Directions = Omitting the pictures, output all of the records precisely as written.

Materials provided =
= = = = =
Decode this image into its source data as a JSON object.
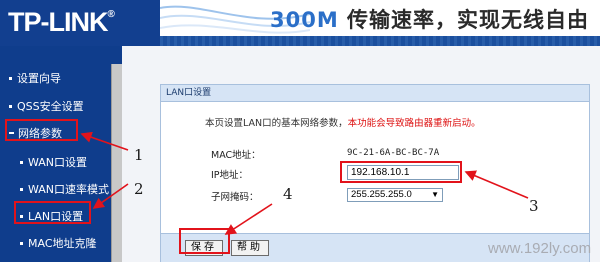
{
  "header": {
    "logo": "TP-LINK",
    "logo_reg": "®",
    "banner_prefix": "300M",
    "banner_text": "传输速率，实现无线自由"
  },
  "sidebar": {
    "items": [
      {
        "label": "设置向导"
      },
      {
        "label": "QSS安全设置"
      },
      {
        "label": "网络参数"
      },
      {
        "label": "WAN口设置"
      },
      {
        "label": "WAN口速率模式"
      },
      {
        "label": "LAN口设置"
      },
      {
        "label": "MAC地址克隆"
      }
    ]
  },
  "panel": {
    "title": "LAN口设置",
    "description": "本页设置LAN口的基本网络参数，",
    "warning": "本功能会导致路由器重新启动。",
    "mac_label": "MAC地址：",
    "mac_value": "9C-21-6A-BC-BC-7A",
    "ip_label": "IP地址：",
    "ip_value": "192.168.10.1",
    "mask_label": "子网掩码：",
    "mask_value": "255.255.255.0",
    "save_label": "保存",
    "help_label": "帮助"
  },
  "annotations": {
    "n1": "1",
    "n2": "2",
    "n3": "3",
    "n4": "4",
    "color": "#e2131b"
  },
  "watermark": "www.192ly.com"
}
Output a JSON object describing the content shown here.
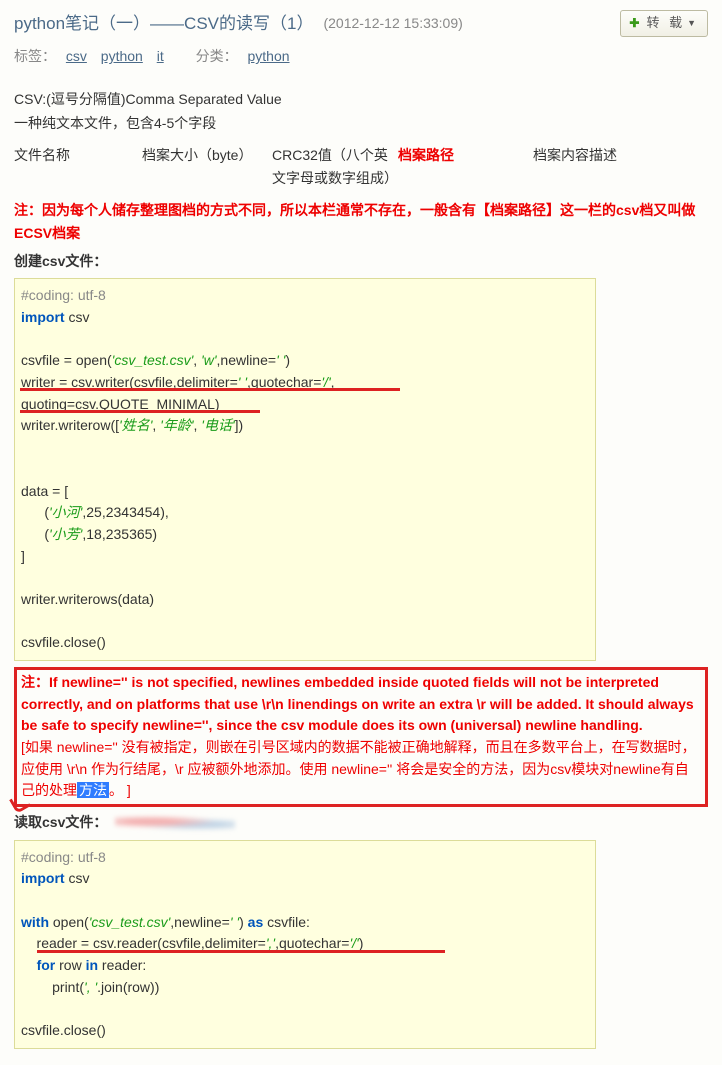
{
  "header": {
    "title": "python笔记（一）——CSV的读写（1）",
    "date": "(2012-12-12 15:33:09)",
    "repost": "转 载"
  },
  "meta": {
    "tags_label": "标签：",
    "tags": [
      "csv",
      "python",
      "it"
    ],
    "cat_label": "分类：",
    "cat": "python"
  },
  "intro": {
    "l1": "CSV:(逗号分隔值)Comma Separated Value",
    "l2": "一种纯文本文件，包含4-5个字段"
  },
  "cols": {
    "c1": "文件名称",
    "c2": "档案大小（byte）",
    "c3": "CRC32值（八个英文字母或数字组成）",
    "c4": "档案路径",
    "c5": "档案内容描述"
  },
  "warn": "注：因为每个人储存整理图档的方式不同，所以本栏通常不存在，一般含有【档案路径】这一栏的csv档又叫做ECSV档案",
  "sect1": "创建csv文件：",
  "code1": {
    "comment": "#coding: utf-8",
    "import_kw": "import",
    "import_mod": " csv",
    "open_pre": "csvfile = open(",
    "open_s1": "'csv_test.csv'",
    "open_mid1": ", ",
    "open_s2": "'w'",
    "open_mid2": ",newline=",
    "open_s3": "' '",
    "open_post": ")",
    "writer_line": "writer = csv.writer(csvfile,delimiter=",
    "writer_s1": "' '",
    "writer_mid": ",quotechar=",
    "writer_s2": "'/'",
    "writer_tail": ",",
    "quoting_line": "quoting=csv.QUOTE_MINIMAL)",
    "wr_pre": "writer.writerow([",
    "wr_s1": "'姓名'",
    "wr_c1": ", ",
    "wr_s2": "'年龄'",
    "wr_c2": ", ",
    "wr_s3": "'电话'",
    "wr_post": "])",
    "data_open": "data = [",
    "d1_pre": "      (",
    "d1_s": "'小河'",
    "d1_post": ",25,2343454),",
    "d2_pre": "      (",
    "d2_s": "'小芳'",
    "d2_post": ",18,235365)",
    "data_close": "]",
    "writerows": "writer.writerows(data)",
    "close": "csvfile.close()"
  },
  "bignote": {
    "en": "注：If newline='' is not specified, newlines embedded inside quoted fields will not be interpreted correctly, and on platforms that use \\r\\n linendings on write an extra \\r will be added. It should always be safe to specify newline='', since the csv module does its own (universal) newline handling.",
    "cn_pre": "[如果 newline='' 没有被指定，则嵌在引号区域内的数据不能被正确地解释，而且在多数平台上，在写数据时，应使用 \\r\\n 作为行结尾，\\r 应被额外地添加。使用 newline='' 将会是安全的方法，因为csv模块对newline有自己的处理",
    "cn_hl": "方法",
    "cn_post": "。 ]"
  },
  "sect2": "读取csv文件：",
  "code2": {
    "comment": "#coding: utf-8",
    "import_kw": "import",
    "import_mod": " csv",
    "with_kw": "with",
    "with_pre": " open(",
    "with_s1": "'csv_test.csv'",
    "with_mid": ",newline=",
    "with_s2": "' '",
    "with_post": ") ",
    "as_kw": "as",
    "as_post": " csvfile:",
    "reader_pre": "    reader = csv.reader(csvfile,delimiter=",
    "reader_s1": "','",
    "reader_mid": ",quotechar=",
    "reader_s2": "'/'",
    "reader_post": ")",
    "for_kw": "for",
    "for_mid": " row ",
    "in_kw": "in",
    "for_post": " reader:",
    "print_pre": "        print(",
    "print_s": "', '",
    "print_post": ".join(row))",
    "close": "csvfile.close()"
  }
}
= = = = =
Output of the exercise =
Decode this image into its source data as a JSON object.
{
  "header": {
    "logo": "TP-LINK",
    "logo_reg": "®",
    "banner_prefix": "300M",
    "banner_text": "传输速率，实现无线自由"
  },
  "sidebar": {
    "items": [
      {
        "label": "设置向导"
      },
      {
        "label": "QSS安全设置"
      },
      {
        "label": "网络参数"
      },
      {
        "label": "WAN口设置"
      },
      {
        "label": "WAN口速率模式"
      },
      {
        "label": "LAN口设置"
      },
      {
        "label": "MAC地址克隆"
      }
    ]
  },
  "panel": {
    "title": "LAN口设置",
    "description": "本页设置LAN口的基本网络参数，",
    "warning": "本功能会导致路由器重新启动。",
    "mac_label": "MAC地址：",
    "mac_value": "9C-21-6A-BC-BC-7A",
    "ip_label": "IP地址：",
    "ip_value": "192.168.10.1",
    "mask_label": "子网掩码：",
    "mask_value": "255.255.255.0",
    "save_label": "保存",
    "help_label": "帮助"
  },
  "annotations": {
    "n1": "1",
    "n2": "2",
    "n3": "3",
    "n4": "4",
    "color": "#e2131b"
  },
  "watermark": "www.192ly.com"
}
Output a JSON object describing the content shown here.
{
  "header": {
    "title": "python笔记（一）——CSV的读写（1）",
    "date": "(2012-12-12 15:33:09)",
    "repost": "转 载"
  },
  "meta": {
    "tags_label": "标签：",
    "tags": [
      "csv",
      "python",
      "it"
    ],
    "cat_label": "分类：",
    "cat": "python"
  },
  "intro": {
    "l1": "CSV:(逗号分隔值)Comma Separated Value",
    "l2": "一种纯文本文件，包含4-5个字段"
  },
  "cols": {
    "c1": "文件名称",
    "c2": "档案大小（byte）",
    "c3": "CRC32值（八个英文字母或数字组成）",
    "c4": "档案路径",
    "c5": "档案内容描述"
  },
  "warn": "注：因为每个人储存整理图档的方式不同，所以本栏通常不存在，一般含有【档案路径】这一栏的csv档又叫做ECSV档案",
  "sect1": "创建csv文件：",
  "code1": {
    "comment": "#coding: utf-8",
    "import_kw": "import",
    "import_mod": " csv",
    "open_pre": "csvfile = open(",
    "open_s1": "'csv_test.csv'",
    "open_mid1": ", ",
    "open_s2": "'w'",
    "open_mid2": ",newline=",
    "open_s3": "' '",
    "open_post": ")",
    "writer_line": "writer = csv.writer(csvfile,delimiter=",
    "writer_s1": "' '",
    "writer_mid": ",quotechar=",
    "writer_s2": "'/'",
    "writer_tail": ",",
    "quoting_line": "quoting=csv.QUOTE_MINIMAL)",
    "wr_pre": "writer.writerow([",
    "wr_s1": "'姓名'",
    "wr_c1": ", ",
    "wr_s2": "'年龄'",
    "wr_c2": ", ",
    "wr_s3": "'电话'",
    "wr_post": "])",
    "data_open": "data = [",
    "d1_pre": "      (",
    "d1_s": "'小河'",
    "d1_post": ",25,2343454),",
    "d2_pre": "      (",
    "d2_s": "'小芳'",
    "d2_post": ",18,235365)",
    "data_close": "]",
    "writerows": "writer.writerows(data)",
    "close": "csvfile.close()"
  },
  "bignote": {
    "en": "注：If newline='' is not specified, newlines embedded inside quoted fields will not be interpreted correctly, and on platforms that use \\r\\n linendings on write an extra \\r will be added. It should always be safe to specify newline='', since the csv module does its own (universal) newline handling.",
    "cn_pre": "[如果 newline='' 没有被指定，则嵌在引号区域内的数据不能被正确地解释，而且在多数平台上，在写数据时，应使用 \\r\\n 作为行结尾，\\r 应被额外地添加。使用 newline='' 将会是安全的方法，因为csv模块对newline有自己的处理",
    "cn_hl": "方法",
    "cn_post": "。 ]"
  },
  "sect2": "读取csv文件：",
  "code2": {
    "comment": "#coding: utf-8",
    "import_kw": "import",
    "import_mod": " csv",
    "with_kw": "with",
    "with_pre": " open(",
    "with_s1": "'csv_test.csv'",
    "with_mid": ",newline=",
    "with_s2": "' '",
    "with_post": ") ",
    "as_kw": "as",
    "as_post": " csvfile:",
    "reader_pre": "    reader = csv.reader(csvfile,delimiter=",
    "reader_s1": "','",
    "reader_mid": ",quotechar=",
    "reader_s2": "'/'",
    "reader_post": ")",
    "for_kw": "for",
    "for_mid": " row ",
    "in_kw": "in",
    "for_post": " reader:",
    "print_pre": "        print(",
    "print_s": "', '",
    "print_post": ".join(row))",
    "close": "csvfile.close()"
  }
}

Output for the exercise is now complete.